From the September 2008 issue

Why do colliding spiral galaxies make an elliptical galaxy instead of a larger spiral?

Kyle H. Wilkins, Durham, North Carolina
By | Published: September 22, 2008 | Last updated on May 18, 2023
NGC 2207 and IC 2163
When spiral galaxies collide at some angle, their stars get mixed up. The stars that previously followed circular orbits within two relatively thin disks get scattered in all directions and form a puffed-up, roughly football-shaped (elliptical) galaxy.

In contrast, a spiral galaxy starts as a massive, spinning gas cloud. As the gas atoms emit light and cool, the cloud contracts until its spin halts the collapse and forms a thin disk. Eventually, gas clumps within the disk begin to form stars. The new stars lie within the same thin disk in which the gas resided.

The collision of two gas-rich spiral galaxies triggers star formation, which consumes most of the gas quickly. By the time the merger is complete, the merged galaxy lacks sufficient gas to develop into a new spiral. Most of the remaining gas is hot and puffed-up.

Unlike the dense, cool gas clouds that form spiral galaxies, the hot gas in elliptical galaxies can never cool enough to re-assemble into a massive galactic disk. Also, the stars in the new elliptical never collide.
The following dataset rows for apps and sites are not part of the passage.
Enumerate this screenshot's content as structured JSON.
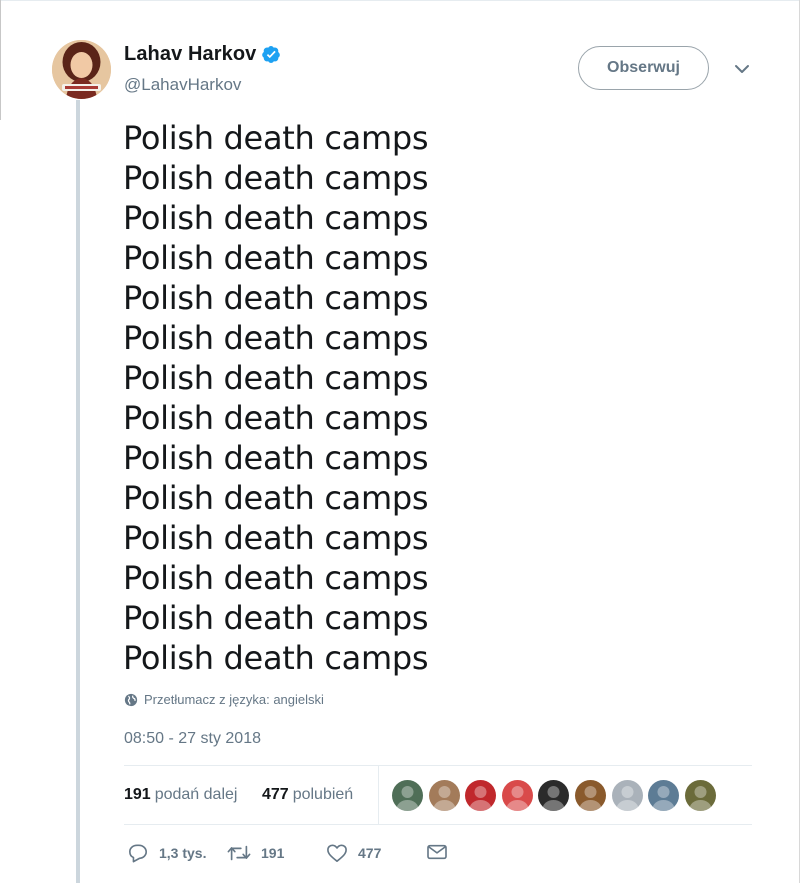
{
  "author": {
    "display_name": "Lahav Harkov",
    "username": "@LahavHarkov",
    "verified": true
  },
  "follow_button": {
    "label": "Obserwuj"
  },
  "tweet": {
    "lines": [
      "Polish death camps",
      "Polish death camps",
      "Polish death camps",
      "Polish death camps",
      "Polish death camps",
      "Polish death camps",
      "Polish death camps",
      "Polish death camps",
      "Polish death camps",
      "Polish death camps",
      "Polish death camps",
      "Polish death camps",
      "Polish death camps",
      "Polish death camps"
    ],
    "translate_label": "Przetłumacz z języka: angielski",
    "timestamp": "08:50 - 27 sty 2018"
  },
  "stats": {
    "retweets_count": "191",
    "retweets_label": "podań dalej",
    "likes_count": "477",
    "likes_label": "polubień",
    "liker_avatar_colors": [
      "#4f6e57",
      "#a37b5a",
      "#c0282c",
      "#d94a4a",
      "#2b2b2b",
      "#8a5a2c",
      "#aab2ba",
      "#5d7c95",
      "#6b6b3a"
    ]
  },
  "actions": {
    "replies": "1,3 tys.",
    "retweets": "191",
    "likes": "477"
  },
  "colors": {
    "text_primary": "#14171a",
    "text_secondary": "#657786",
    "verified_blue": "#1da1f2",
    "thread_line": "#ccd6dd"
  }
}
The elliptical shape of their mixed-up orbits stays the same for the entire age of the universe. — Abraham Loeb, Harvard University, Cambridge, Massachusetts